Saturday, 14 May 2016

09:59 – Barbara and I just hung the final few pictures in her office and installed a shelf in the laundry room over the coat rack. I’m making up chemicals in there now, and I need somewhere to store the large beakers, graduated cylinders, and other stuff I use for that.

We’re going to repackage some LTS food today, including the 50-pound bag of sugar we picked up at Costco Thursday and some baking soda. At room temperature, the stuff is stable essentially forever in the retort bags it comes in, but it’s a PITA to haul out and open a 13-pound bag of baking soda every time we need a teaspoon or two. We’ll repackage it into Costco nut jars, which hold about two liters. The density of powdered sodium bicarbonate ranges from 1.1 to 1.3 g/mL, depending on how tightly packed it is, so we should get five pounds or so in each jar.

Incidentally, if you’re storing baking soda, which you should be, that “room temperature” part is important.
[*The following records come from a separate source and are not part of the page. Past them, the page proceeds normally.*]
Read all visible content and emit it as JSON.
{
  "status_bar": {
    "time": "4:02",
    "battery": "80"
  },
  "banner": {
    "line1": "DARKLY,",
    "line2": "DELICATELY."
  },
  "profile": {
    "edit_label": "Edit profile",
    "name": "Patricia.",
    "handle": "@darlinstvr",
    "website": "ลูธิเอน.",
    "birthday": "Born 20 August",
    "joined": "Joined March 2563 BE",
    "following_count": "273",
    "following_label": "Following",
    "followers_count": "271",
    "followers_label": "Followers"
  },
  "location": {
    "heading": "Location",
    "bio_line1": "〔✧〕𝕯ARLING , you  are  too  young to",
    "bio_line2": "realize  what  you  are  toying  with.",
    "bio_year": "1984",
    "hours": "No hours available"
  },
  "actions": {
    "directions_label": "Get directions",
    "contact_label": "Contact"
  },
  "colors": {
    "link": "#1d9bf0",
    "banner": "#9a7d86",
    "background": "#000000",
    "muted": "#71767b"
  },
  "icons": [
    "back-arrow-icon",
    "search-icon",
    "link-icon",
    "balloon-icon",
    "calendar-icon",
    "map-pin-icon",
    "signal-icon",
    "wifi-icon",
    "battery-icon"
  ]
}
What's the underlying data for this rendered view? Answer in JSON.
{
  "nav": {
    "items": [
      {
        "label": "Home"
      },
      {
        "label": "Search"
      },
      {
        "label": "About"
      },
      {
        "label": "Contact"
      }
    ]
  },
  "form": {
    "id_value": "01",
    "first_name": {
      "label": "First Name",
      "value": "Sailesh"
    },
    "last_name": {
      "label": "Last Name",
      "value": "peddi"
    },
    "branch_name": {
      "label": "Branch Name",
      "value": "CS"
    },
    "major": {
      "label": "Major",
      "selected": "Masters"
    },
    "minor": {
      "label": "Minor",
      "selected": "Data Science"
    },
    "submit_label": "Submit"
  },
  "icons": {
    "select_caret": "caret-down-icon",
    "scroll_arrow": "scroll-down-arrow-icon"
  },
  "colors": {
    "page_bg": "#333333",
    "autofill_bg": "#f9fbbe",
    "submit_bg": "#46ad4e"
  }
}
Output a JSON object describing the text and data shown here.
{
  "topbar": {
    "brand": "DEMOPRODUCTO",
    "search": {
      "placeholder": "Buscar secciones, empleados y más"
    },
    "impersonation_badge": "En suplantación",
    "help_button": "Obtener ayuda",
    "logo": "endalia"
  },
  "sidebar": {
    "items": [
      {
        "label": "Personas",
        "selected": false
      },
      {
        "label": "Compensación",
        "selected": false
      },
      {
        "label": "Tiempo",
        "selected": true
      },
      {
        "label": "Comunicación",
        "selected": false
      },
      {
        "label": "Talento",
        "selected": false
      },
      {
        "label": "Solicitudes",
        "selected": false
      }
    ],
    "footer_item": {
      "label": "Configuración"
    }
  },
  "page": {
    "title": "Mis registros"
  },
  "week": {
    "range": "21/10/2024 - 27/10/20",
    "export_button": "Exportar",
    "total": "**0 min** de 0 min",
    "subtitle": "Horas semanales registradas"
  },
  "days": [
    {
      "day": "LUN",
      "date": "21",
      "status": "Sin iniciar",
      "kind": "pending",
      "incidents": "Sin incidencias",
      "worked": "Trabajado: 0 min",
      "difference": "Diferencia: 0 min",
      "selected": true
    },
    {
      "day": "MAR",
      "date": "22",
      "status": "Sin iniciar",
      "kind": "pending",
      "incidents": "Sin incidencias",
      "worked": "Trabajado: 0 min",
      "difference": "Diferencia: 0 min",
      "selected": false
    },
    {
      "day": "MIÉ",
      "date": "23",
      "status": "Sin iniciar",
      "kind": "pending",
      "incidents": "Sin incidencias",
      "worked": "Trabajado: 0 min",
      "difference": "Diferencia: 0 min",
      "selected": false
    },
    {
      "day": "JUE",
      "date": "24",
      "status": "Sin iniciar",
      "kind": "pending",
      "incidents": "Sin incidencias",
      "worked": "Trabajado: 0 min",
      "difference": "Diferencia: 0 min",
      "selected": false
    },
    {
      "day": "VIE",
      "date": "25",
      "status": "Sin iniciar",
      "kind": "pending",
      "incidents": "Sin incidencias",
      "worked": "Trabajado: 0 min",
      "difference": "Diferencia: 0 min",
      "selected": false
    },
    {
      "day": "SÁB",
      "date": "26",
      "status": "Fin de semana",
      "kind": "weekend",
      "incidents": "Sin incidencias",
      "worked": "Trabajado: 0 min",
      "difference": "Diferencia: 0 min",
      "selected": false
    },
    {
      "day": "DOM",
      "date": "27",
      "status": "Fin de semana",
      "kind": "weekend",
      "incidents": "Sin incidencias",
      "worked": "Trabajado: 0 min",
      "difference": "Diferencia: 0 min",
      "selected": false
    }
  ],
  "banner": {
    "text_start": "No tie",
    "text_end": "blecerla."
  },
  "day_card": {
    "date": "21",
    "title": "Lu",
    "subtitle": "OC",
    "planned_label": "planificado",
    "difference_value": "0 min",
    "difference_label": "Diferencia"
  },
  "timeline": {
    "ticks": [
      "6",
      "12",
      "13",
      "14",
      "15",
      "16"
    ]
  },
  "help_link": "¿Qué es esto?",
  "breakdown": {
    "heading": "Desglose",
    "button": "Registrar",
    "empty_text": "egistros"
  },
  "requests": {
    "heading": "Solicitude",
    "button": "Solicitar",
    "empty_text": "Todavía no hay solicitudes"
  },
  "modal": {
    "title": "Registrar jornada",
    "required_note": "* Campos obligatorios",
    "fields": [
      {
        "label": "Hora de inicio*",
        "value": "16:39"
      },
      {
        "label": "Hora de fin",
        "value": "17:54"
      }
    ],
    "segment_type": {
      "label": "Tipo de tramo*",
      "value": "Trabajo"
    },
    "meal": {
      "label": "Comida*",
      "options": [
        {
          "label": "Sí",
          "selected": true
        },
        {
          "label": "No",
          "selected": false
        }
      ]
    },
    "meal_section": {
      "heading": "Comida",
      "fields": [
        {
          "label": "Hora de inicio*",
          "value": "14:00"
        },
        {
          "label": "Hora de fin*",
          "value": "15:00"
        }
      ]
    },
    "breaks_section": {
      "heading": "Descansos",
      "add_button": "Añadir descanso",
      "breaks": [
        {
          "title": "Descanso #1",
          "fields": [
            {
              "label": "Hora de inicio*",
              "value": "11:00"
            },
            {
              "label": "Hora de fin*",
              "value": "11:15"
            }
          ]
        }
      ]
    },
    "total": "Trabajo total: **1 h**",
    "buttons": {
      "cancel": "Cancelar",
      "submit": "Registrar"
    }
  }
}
I’ve seen people store those big bags in the garage or attic, which is a bad idea. At higher than room temperature, baking soda starts to break down into sodium carbonate and carbon dioxide gas. At about 50C, it breaks down very quickly. I’m comfortable storing it at up to 86F (30C), but I wouldn’t go much higher.

Same deal for baking powder, but more so. Baking powder is a combination of baking soda and a dry acid. It degrades very quickly at high temperatures, and even faster if moisture is present, even from humid air. In fact, baking powder is unstable enough that we don’t store any in our long-term supplies. Instead, we store baking soda and citric acid. Both of those are very stable if stored separately, and it’s easy enough to combine them to make up your own baking powder on the fly.